[Opening Dataset content section]

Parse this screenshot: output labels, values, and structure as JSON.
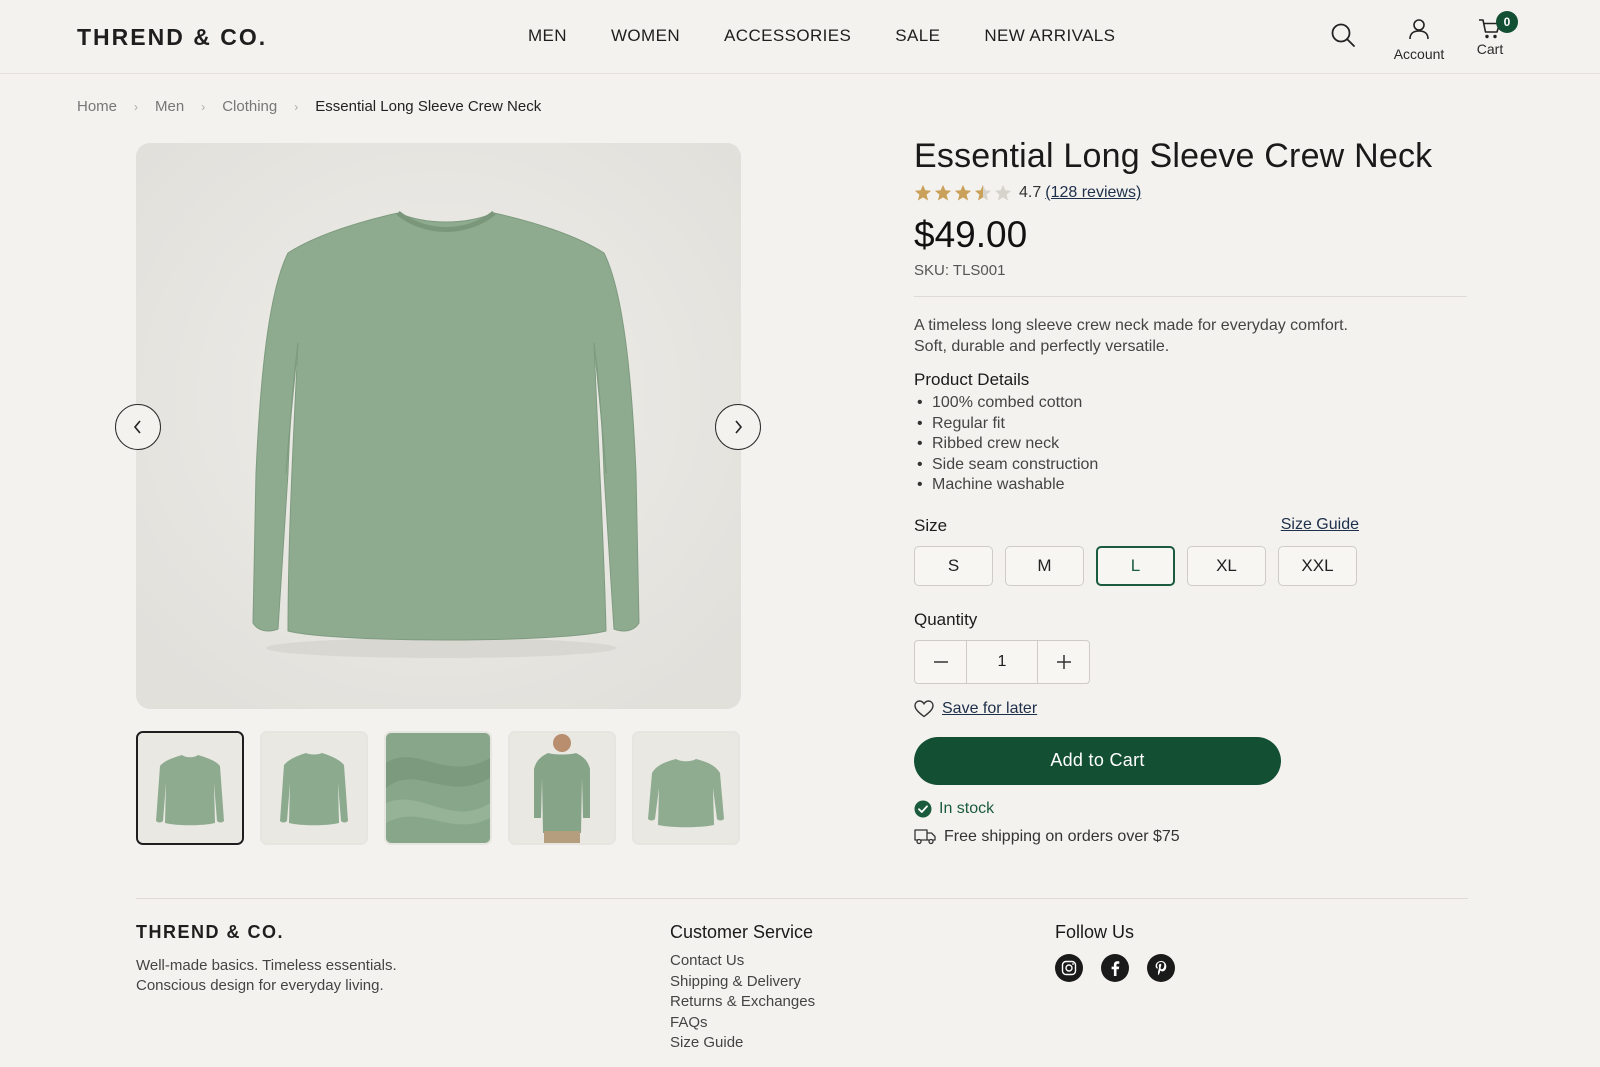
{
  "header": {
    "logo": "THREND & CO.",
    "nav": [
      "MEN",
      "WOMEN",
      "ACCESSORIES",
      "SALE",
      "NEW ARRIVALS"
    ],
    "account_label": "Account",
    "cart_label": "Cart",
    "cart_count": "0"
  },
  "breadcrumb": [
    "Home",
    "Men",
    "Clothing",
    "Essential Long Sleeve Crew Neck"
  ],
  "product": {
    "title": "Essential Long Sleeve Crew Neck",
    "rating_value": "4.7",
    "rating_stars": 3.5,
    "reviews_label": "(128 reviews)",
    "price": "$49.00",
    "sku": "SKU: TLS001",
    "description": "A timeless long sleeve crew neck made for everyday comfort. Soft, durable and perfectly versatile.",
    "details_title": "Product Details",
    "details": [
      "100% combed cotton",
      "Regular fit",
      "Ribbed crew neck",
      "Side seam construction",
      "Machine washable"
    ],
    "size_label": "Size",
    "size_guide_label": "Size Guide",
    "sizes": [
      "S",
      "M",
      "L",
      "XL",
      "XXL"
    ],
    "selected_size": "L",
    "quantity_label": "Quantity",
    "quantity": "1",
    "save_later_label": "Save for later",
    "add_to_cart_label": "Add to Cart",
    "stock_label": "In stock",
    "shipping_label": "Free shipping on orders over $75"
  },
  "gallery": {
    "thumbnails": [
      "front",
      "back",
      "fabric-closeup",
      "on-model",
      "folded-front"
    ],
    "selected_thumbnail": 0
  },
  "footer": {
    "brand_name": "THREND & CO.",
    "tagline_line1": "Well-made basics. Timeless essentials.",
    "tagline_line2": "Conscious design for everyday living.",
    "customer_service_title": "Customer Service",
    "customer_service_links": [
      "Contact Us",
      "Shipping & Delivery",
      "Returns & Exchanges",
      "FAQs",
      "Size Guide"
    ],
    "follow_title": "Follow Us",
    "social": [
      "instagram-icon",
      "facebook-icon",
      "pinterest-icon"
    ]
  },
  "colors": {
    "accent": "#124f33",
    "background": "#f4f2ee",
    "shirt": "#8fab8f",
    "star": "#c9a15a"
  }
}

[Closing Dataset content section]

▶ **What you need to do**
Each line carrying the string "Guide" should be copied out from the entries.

▶ **Answer to this problem**
    "size_guide_label": "Size Guide",
      "Size Guide"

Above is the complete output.